Warren Brush Tells Inspiring Tales of “Peace in Permaculture”

Warren Brush Poster

Midwest Permaculture and some of us CSC folks went up to Chicago to listen to Warren Brush of Quail Springs Permaculture talk about “Peace in Permaculture”. The MA Center of Chicago was our host at the Jane Addams Hull House Museum at University of Illinois Chicago.

It was exciting to meet some new permaculture folks from the Chicagoland Permaculture Meetup Group and it was equally exciting to see some friends that took some PDC courses here in Stelle. While the number of Permaculture folks are growing every year, the fact remains we are pretty spread out, and so it’s kind of strange to spot permaculturalists you know in public. Continue reading
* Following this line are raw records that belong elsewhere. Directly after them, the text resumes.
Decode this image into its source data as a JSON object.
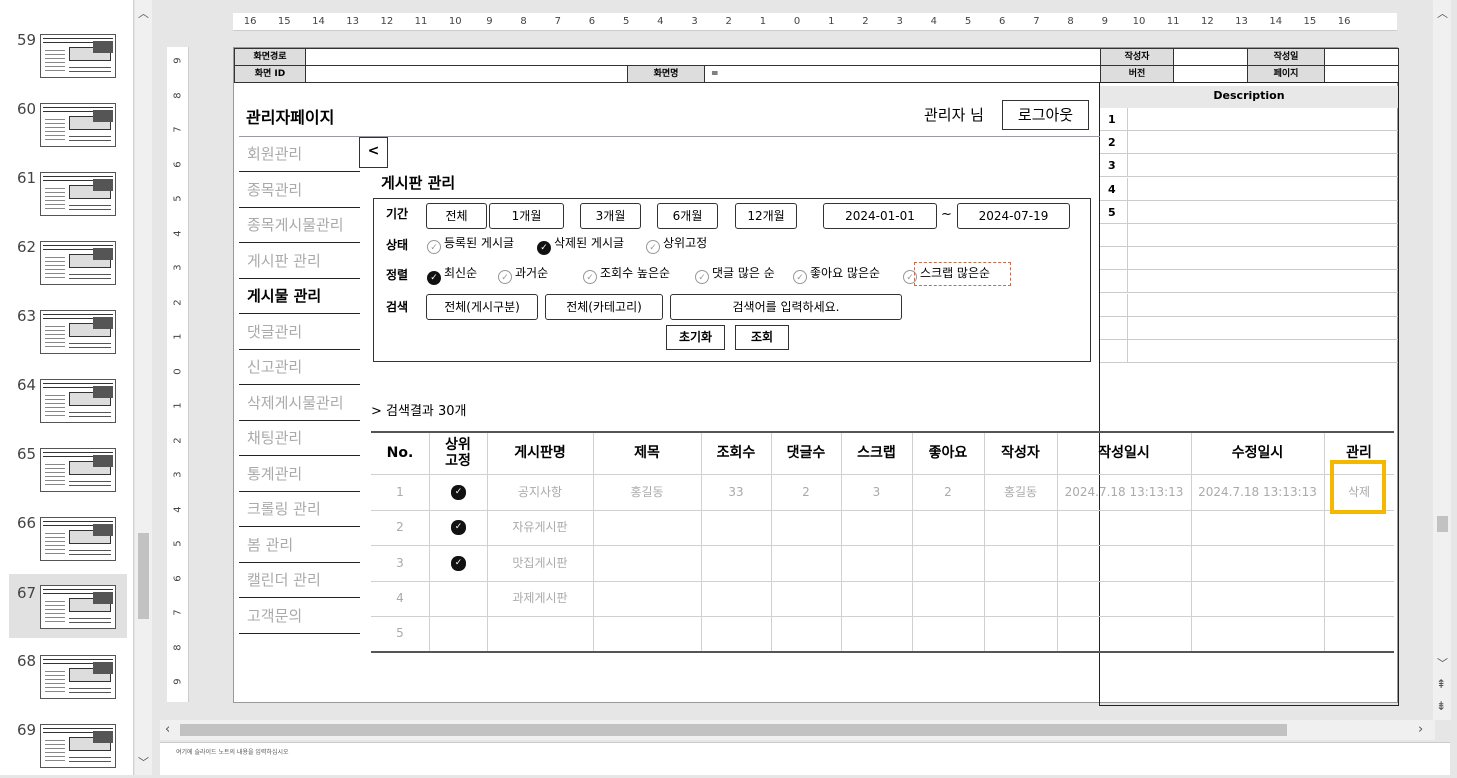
{
  "slides": [
    {
      "num": "59"
    },
    {
      "num": "60"
    },
    {
      "num": "61"
    },
    {
      "num": "62"
    },
    {
      "num": "63"
    },
    {
      "num": "64"
    },
    {
      "num": "65"
    },
    {
      "num": "66"
    },
    {
      "num": "67"
    },
    {
      "num": "68"
    },
    {
      "num": "69"
    }
  ],
  "selected_slide": "67",
  "ruler_h": [
    "16",
    "15",
    "14",
    "13",
    "12",
    "11",
    "10",
    "9",
    "8",
    "7",
    "6",
    "5",
    "4",
    "3",
    "2",
    "1",
    "0",
    "1",
    "2",
    "3",
    "4",
    "5",
    "6",
    "7",
    "8",
    "9",
    "10",
    "11",
    "12",
    "13",
    "14",
    "15",
    "16"
  ],
  "ruler_v": [
    "9",
    "8",
    "7",
    "6",
    "5",
    "4",
    "3",
    "2",
    "1",
    "0",
    "1",
    "2",
    "3",
    "4",
    "5",
    "6",
    "7",
    "8",
    "9"
  ],
  "header": {
    "path_label": "화면경로",
    "id_label": "화면 ID",
    "name_label": "화면명",
    "name_value": "=",
    "author_label": "작성자",
    "date_label": "작성일",
    "version_label": "버전",
    "page_label": "페이지",
    "description_label": "Description",
    "desc_rows": [
      "1",
      "2",
      "3",
      "4",
      "5",
      "",
      "",
      "",
      "",
      "",
      ""
    ]
  },
  "app": {
    "title": "관리자페이지",
    "user_text": "관리자 님",
    "logout": "로그아웃",
    "collapse": "<"
  },
  "sidebar": {
    "items": [
      {
        "label": "회원관리"
      },
      {
        "label": "종목관리"
      },
      {
        "label": "종목게시물관리"
      },
      {
        "label": "게시판 관리"
      },
      {
        "label": "게시물 관리"
      },
      {
        "label": "댓글관리"
      },
      {
        "label": "신고관리"
      },
      {
        "label": "삭제게시물관리"
      },
      {
        "label": "채팅관리"
      },
      {
        "label": "통계관리"
      },
      {
        "label": "크롤링 관리"
      },
      {
        "label": "봄 관리"
      },
      {
        "label": "캘린더 관리"
      },
      {
        "label": "고객문의"
      }
    ],
    "active_index": 4
  },
  "section": {
    "title": "게시판 관리"
  },
  "filter": {
    "period_label": "기간",
    "period_buttons": [
      "전체",
      "1개월",
      "3개월",
      "6개월",
      "12개월"
    ],
    "date_from": "2024-01-01",
    "tilde": "~",
    "date_to": "2024-07-19",
    "status_label": "상태",
    "status_opts": [
      {
        "label": "등록된 게시글",
        "checked": false
      },
      {
        "label": "삭제된 게시글",
        "checked": true
      },
      {
        "label": "상위고정",
        "checked": false
      }
    ],
    "sort_label": "정렬",
    "sort_opts": [
      {
        "label": "최신순",
        "checked": true
      },
      {
        "label": "과거순",
        "checked": false
      },
      {
        "label": "조회수 높은순",
        "checked": false
      },
      {
        "label": "댓글 많은 순",
        "checked": false
      },
      {
        "label": "좋아요 많은순",
        "checked": false
      },
      {
        "label": "스크랩 많은순",
        "checked": false
      }
    ],
    "search_label": "검색",
    "select_type": "전체(게시구분)",
    "select_category": "전체(카테고리)",
    "search_placeholder": "검색어를 입력하세요.",
    "reset": "초기화",
    "query": "조회"
  },
  "results": {
    "summary": "> 검색결과 30개",
    "columns": [
      "No.",
      "상위\n고정",
      "게시판명",
      "제목",
      "조회수",
      "댓글수",
      "스크랩",
      "좋아요",
      "작성자",
      "작성일시",
      "수정일시",
      "관리"
    ],
    "rows": [
      {
        "no": "1",
        "pin": true,
        "board": "공지사항",
        "title": "홍길동",
        "views": "33",
        "comments": "2",
        "scraps": "3",
        "likes": "2",
        "author": "홍길동",
        "created": "2024.7.18 13:13:13",
        "updated": "2024.7.18 13:13:13",
        "action": "삭제"
      },
      {
        "no": "2",
        "pin": true,
        "board": "자유게시판",
        "title": "",
        "views": "",
        "comments": "",
        "scraps": "",
        "likes": "",
        "author": "",
        "created": "",
        "updated": "",
        "action": ""
      },
      {
        "no": "3",
        "pin": true,
        "board": "맛집게시판",
        "title": "",
        "views": "",
        "comments": "",
        "scraps": "",
        "likes": "",
        "author": "",
        "created": "",
        "updated": "",
        "action": ""
      },
      {
        "no": "4",
        "pin": false,
        "board": "과제게시판",
        "title": "",
        "views": "",
        "comments": "",
        "scraps": "",
        "likes": "",
        "author": "",
        "created": "",
        "updated": "",
        "action": ""
      },
      {
        "no": "5",
        "pin": false,
        "board": "",
        "title": "",
        "views": "",
        "comments": "",
        "scraps": "",
        "likes": "",
        "author": "",
        "created": "",
        "updated": "",
        "action": ""
      }
    ]
  },
  "notes_text": "여기에 슬라이드 노트의 내용을 입력하십시오",
  "colors": {
    "highlight": "#f5b800"
  }
}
The Shifting Baseline, Food Myth Busting, and Food Forests

I just thought I would share some interesting information on the Shifting Baseline Theory, Food Forests, and Food Myth Busting. I came across these individual videos today while doing some research and some dots were connected in my brain. Each of these videos are short, less than 10 minutes, and together they are very powerful and absolutely inspirational (at least to me). I will give a brief explanation of each video with links and then give some extra credit to those that produced them. Continue reading